In your electric car’s battery, swapping an electrode with one made of silicon could let the battery store 10 times more energy. Why isn’t silicon used? It falls apart. Scientists designed binders, small molecules and polymers, to modify the surface chemistry of the silicon. The binders improved resilience to cycling. A binder-based layer was formed during electrode preparation and initial cycling. The binder layer protected the surface.
The research is developing a better understanding of modified silicon electrodes for lithium-ion batteries. The result? The work could lead to batteries that give electric vehicles a greater driving range.
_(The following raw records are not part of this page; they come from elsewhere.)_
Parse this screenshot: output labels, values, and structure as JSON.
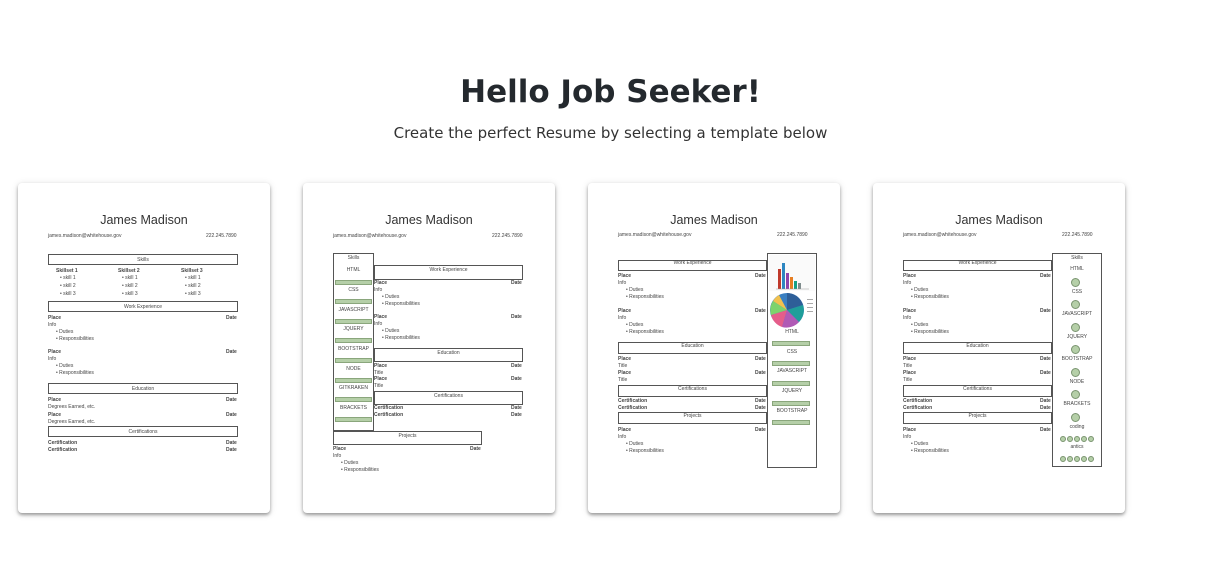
{
  "header": {
    "title": "Hello Job Seeker!",
    "subtitle": "Create the perfect Resume by selecting a template below"
  },
  "resume": {
    "name": "James Madison",
    "email": "james.madison@whitehouse.gov",
    "phone": "222.245.7890",
    "skills": "Skills",
    "skillset1": "Skillset 1",
    "skillset2": "Skillset 2",
    "skillset3": "Skillset 3",
    "skill1": "skill 1",
    "skill2": "skill 2",
    "skill3": "skill 3",
    "work": "Work Experience",
    "place": "Place",
    "date": "Date",
    "info": "Info",
    "duties": "Duties",
    "responsibilities": "Responsibilities",
    "education": "Education",
    "degrees": "Degrees Earned, etc.",
    "title": "Title",
    "certifications": "Certifications",
    "certification": "Certification",
    "projects": "Projects",
    "html": "HTML",
    "css": "CSS",
    "javascript": "JAVASCRIPT",
    "jquery": "JQUERY",
    "bootstrap": "BOOTSTRAP",
    "node": "NODE",
    "gitkraken": "GITKRAKEN",
    "brackets": "BRACKETS",
    "coding": "coding",
    "antics": "antics"
  }
}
Lithium-ion batteries with silicon anodes have a theoretical capacity 10 times higher than the most commonly used anodes. However, silicon electrodes suffer degradation during charging and discharging. The electrode contracts and expands during cycling, pulverizing active particles and destroying electrical contact. The volume changes break down and destroy the solid electrolyte interphase. A team led by researchers from the University of Rhode Island investigated reactive carboxylic acid functionalized polymers and small molecules as surface-modifying agents and binders for silicon anodes. Small molecules have the added benefit of high orientational flexibility for better surface coverage. All the functional binders modified the surface of the silicon nanoparticles. During cycling, these binders electrochemically reacted and formed a protective layer, which suppressed the decomposition reactions with the electrolyte. The resulting solid electrolyte interphase was thinner than with the widely used binder poly(vinylidene) fluoride. Remarkably, after only one charge/discharge cycle, the small molecule, citric acid, reacted and formed a layer that protected the silicon from reacting with the electrolyte. Along with other binders, citric acid allowed for improved capacity retention and a more stable solid electrolyte interphase. The surface-modified silicon has improved cycle life, making these materials more attractive for next-generation lithium-ion batteries and long-range electric vehicles.
Source : U.S. Department of Energy